A deductible is the total dollar amount you must pay before your insurance kicks in and starts paying a portion of your medical bills. While an annual physical or other preventive care may be covered immediately, most health care costs will not be paid by your insurance company until you have paid your full deductible amount.
For example, you have to pay for prescription drugs and the cost of seeing your doctor until the amount you’ve paid out-of-pocket reaches the deductible amount.
Plan deductibles reset each calendar year.
Remember when we said the insurance company agrees to pay some of the costs you might have? Well, after you meet your deductible, your health insurance will start paying a portion of your medical expenses. You’re still on the hook for a small portion of these expenses — This is known as coinsurance.

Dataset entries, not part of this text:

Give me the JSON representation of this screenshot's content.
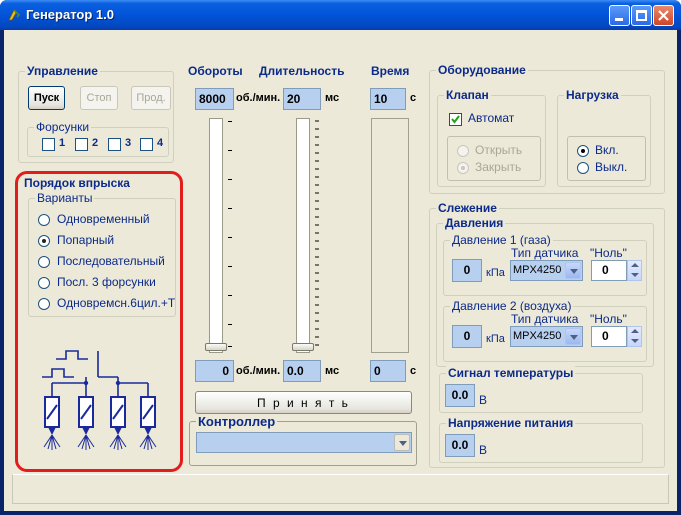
{
  "window": {
    "title": "Генератор 1.0"
  },
  "control": {
    "legend": "Управление",
    "start": "Пуск",
    "stop": "Стоп",
    "prod": "Прод.",
    "injectors_legend": "Форсунки",
    "injectors": [
      "1",
      "2",
      "3",
      "4"
    ]
  },
  "injection": {
    "legend": "Порядок впрыска",
    "variants_legend": "Варианты",
    "options": [
      "Одновременный",
      "Попарный",
      "Последовательный",
      "Посл. 3 форсунки",
      "Одновремсн.6цил.+Т"
    ],
    "selected": 1
  },
  "rpm": {
    "header": "Обороты",
    "value": "8000",
    "unit": "об./мин.",
    "actual": "0",
    "actual_unit": "об./мин."
  },
  "duration": {
    "header": "Длительность",
    "value": "20",
    "unit": "мс",
    "actual": "0.0",
    "actual_unit": "мс"
  },
  "time": {
    "header": "Время",
    "value": "10",
    "unit": "с",
    "actual": "0",
    "actual_unit": "с"
  },
  "apply_button": "П р и н я т ь",
  "controller": {
    "legend": "Контроллер",
    "value": ""
  },
  "equipment": {
    "legend": "Оборудование",
    "valve_legend": "Клапан",
    "auto": "Автомат",
    "open": "Открыть",
    "close": "Закрыть",
    "load_legend": "Нагрузка",
    "on": "Вкл.",
    "off": "Выкл."
  },
  "tracking": {
    "legend": "Слежение",
    "pressures_legend": "Давления",
    "p1": {
      "legend": "Давление 1 (газа)",
      "value": "0",
      "unit": "кПа",
      "sensor_label": "Тип датчика",
      "sensor": "MPX4250",
      "zero_label": "\"Ноль\"",
      "zero": "0"
    },
    "p2": {
      "legend": "Давление 2 (воздуха)",
      "value": "0",
      "unit": "кПа",
      "sensor_label": "Тип датчика",
      "sensor": "MPX4250",
      "zero_label": "\"Ноль\"",
      "zero": "0"
    },
    "temp": {
      "legend": "Сигнал температуры",
      "value": "0.0",
      "unit": "В"
    },
    "voltage": {
      "legend": "Напряжение питания",
      "value": "0.0",
      "unit": "В"
    }
  },
  "colors": {
    "title_bar": "#0054e3",
    "dialog": "#ece9d8",
    "header_text": "#0b2a8a",
    "field": "#b8d0f0",
    "highlight": "#e31c1c",
    "diagram": "#1a2a9a"
  }
}
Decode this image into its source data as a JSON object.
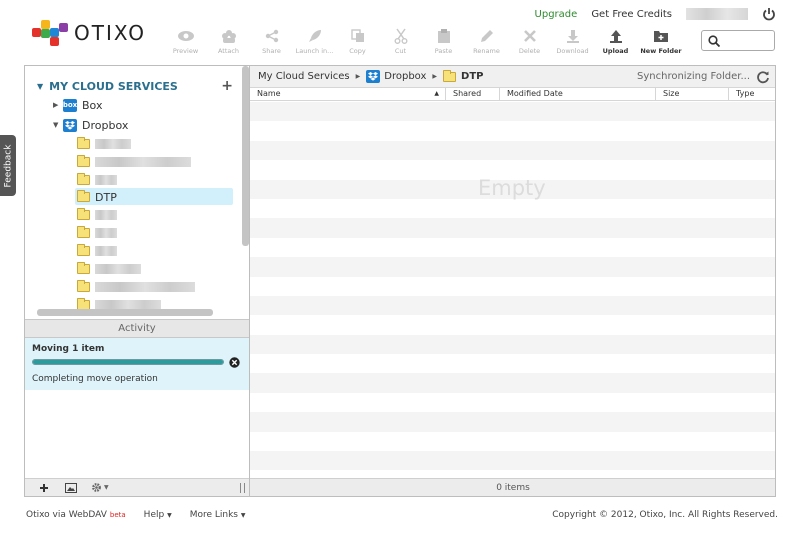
{
  "brand": {
    "name": "OTIXO",
    "colors": [
      "#e4322b",
      "#f7b51c",
      "#3daa4b",
      "#1e88d6",
      "#8b3fa6"
    ]
  },
  "top_links": {
    "upgrade": "Upgrade",
    "credits": "Get Free Credits"
  },
  "toolbar": [
    {
      "label": "Preview",
      "icon": "eye-icon",
      "enabled": false
    },
    {
      "label": "Attach",
      "icon": "people-icon",
      "enabled": false
    },
    {
      "label": "Share",
      "icon": "share-icon",
      "enabled": false
    },
    {
      "label": "Launch in...",
      "icon": "rocket-icon",
      "enabled": false
    },
    {
      "label": "Copy",
      "icon": "copy-icon",
      "enabled": false
    },
    {
      "label": "Cut",
      "icon": "scissors-icon",
      "enabled": false
    },
    {
      "label": "Paste",
      "icon": "clipboard-icon",
      "enabled": false
    },
    {
      "label": "Rename",
      "icon": "pencil-icon",
      "enabled": false
    },
    {
      "label": "Delete",
      "icon": "x-icon",
      "enabled": false
    },
    {
      "label": "Download",
      "icon": "download-icon",
      "enabled": false
    },
    {
      "label": "Upload",
      "icon": "upload-icon",
      "enabled": true
    },
    {
      "label": "New Folder",
      "icon": "new-folder-icon",
      "enabled": true
    }
  ],
  "tree": {
    "header": "MY CLOUD SERVICES",
    "services": [
      {
        "label": "Box",
        "icon": "box"
      },
      {
        "label": "Dropbox",
        "icon": "dropbox"
      }
    ],
    "selected_folder": "DTP"
  },
  "activity": {
    "header": "Activity",
    "title": "Moving 1 item",
    "progress": 1.0,
    "status": "Completing move operation"
  },
  "breadcrumb": {
    "root": "My Cloud Services",
    "service": "Dropbox",
    "current": "DTP",
    "sync": "Synchronizing Folder..."
  },
  "columns": [
    "Name",
    "Shared",
    "Modified Date",
    "Size",
    "Type"
  ],
  "file_list": {
    "empty_text": "Empty",
    "item_count": "0 items"
  },
  "feedback": "Feedback",
  "footer": {
    "app": "Otixo via WebDAV",
    "beta": "beta",
    "help": "Help",
    "more": "More Links",
    "copyright": "Copyright © 2012, Otixo, Inc. All Rights Reserved."
  }
}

For example, let’s say you have 20% coinsurance on your plan. After meeting your deductible, for every $100 bill you receive, your insurance company pays $80 and you will owe $20.
Well what happens if you get a really big medical bill? There has to be a limit to what you need to pay in a year, right? This ceiling is known as the “out-of-pocket maximum” for your plan. It’s the total amount that you are potentially responsible for in a year including your deductible, copayments, and coinsurance. Importantly, your monthly premiums do not count toward this maximum amount.

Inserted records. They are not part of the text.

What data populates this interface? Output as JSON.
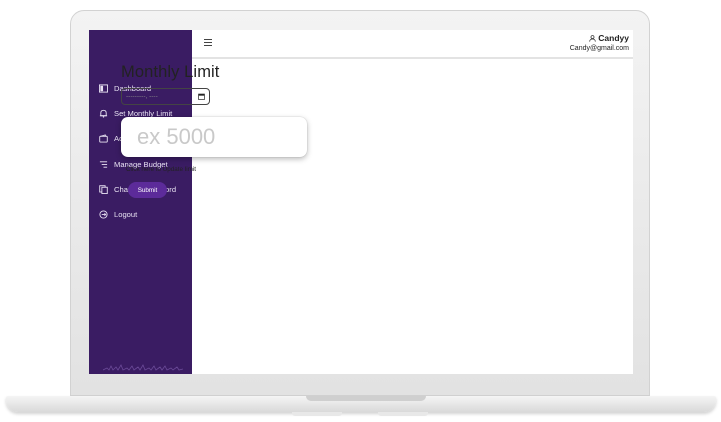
{
  "colors": {
    "sidebar_bg": "#3a1c63",
    "accent": "#5c2b9a",
    "sidebar_text": "#e9e3f3"
  },
  "sidebar": {
    "items": [
      {
        "label": "Dashboard",
        "icon": "dashboard-icon"
      },
      {
        "label": "Set Monthly Limit",
        "icon": "bell-icon"
      },
      {
        "label": "Add Budget",
        "icon": "wallet-icon"
      },
      {
        "label": "Manage Budget",
        "icon": "list-icon"
      },
      {
        "label": "Change Password",
        "icon": "copy-icon"
      },
      {
        "label": "Logout",
        "icon": "logout-icon"
      }
    ]
  },
  "header": {
    "menu_icon": "hamburger-icon",
    "user_icon": "user-icon",
    "user_name": "Candyy",
    "user_email": "Candy@gmail.com"
  },
  "main": {
    "title": "Monthly Limit",
    "date_input": {
      "value": "---------, ----",
      "icon": "calendar-icon"
    },
    "limit_input": {
      "placeholder": "ex 5000",
      "value": ""
    },
    "hint": "Click here to Update limit",
    "submit_label": "Submit"
  }
}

For example, say you got into an accident riding your bike and your total medical costs (ambulance, doctors, surgery, drugs etc.) totaled $25,000. You have health insurance with a max out-of-pocket of $13,000. That means that once you have paid $13,000 out of pocket, your insurance will pay the remaining $12,000.
There are different plan types that you should be aware of:
- HMO or “Health Maintenance Organization” Plans: These plans have a physician network that provides care. Unless it’s an emergency, you must use a physician within the network or risk having to pay your full medical bill out of pocket. You will also need to get a referral from your primary care physician in order to see a specialist like a podiatrist or dermatologist. These restrictions help keep costs down which means these plans are often cheaper options.
- PPO or “Preferred Provider Organization” Plans: Similar to HMO Plans, PPO plans also have provider networks. However, with a PPO plan, if you use an out of network provider, a portion of your bill may still be covered. You also won’t need a referral to see a specialist — you can access them directly.
- EPO or “Exclusive Provider Organization” Plans: Similar to an HMO plan in that you’ll need a primary care physician from within a specific network. While you’ll need to stay in that network for any non-emergency care, you are able to receive care from a specialist without a referral from your primary care provider.
Benefit Levels (Metal Tiers)
You may have noticed that health insurance plans are categorized into different levels called metal tiers. There are four different tiers: Bronze, Silver, Gold, and Platinum.
Plans are grouped based on the amount of medical costs that are covered for the average person. Importantly, metal tiers do not mean the quality of healthcare is better or worse. Bronze plans have the lowest monthly cost, but covers the least amount of medical costs for the average person.
- Bronze - covers 60% on average of your medical costs; you pay 40%
- Silver - covers 70% on average of your medical costs; you pay 30%
- Gold - covers 80% on average of your medical costs; you pay 20%
- Platinum - covers 90% on average of your medical costs; you pay 10%
A year is a long time to have the same health insurance. What if your life changes enough that you need to reconsider what health insurance coverage you have? Well, you may qualify for a Special Enrollment Period.
Outside of Open Enrollment, this is the only period of time where you can choose a different health plan than the one you already have. You typically have 60 days from a qualifying event to get new coverage.
Some common qualifying life events include:
- Moving to a new address
- Turning 26 years old
- Losing your existing health coverage
- Getting married or divorced
- Adopting or having a child
Check and see if you qualify for a Special Enrollment Period here: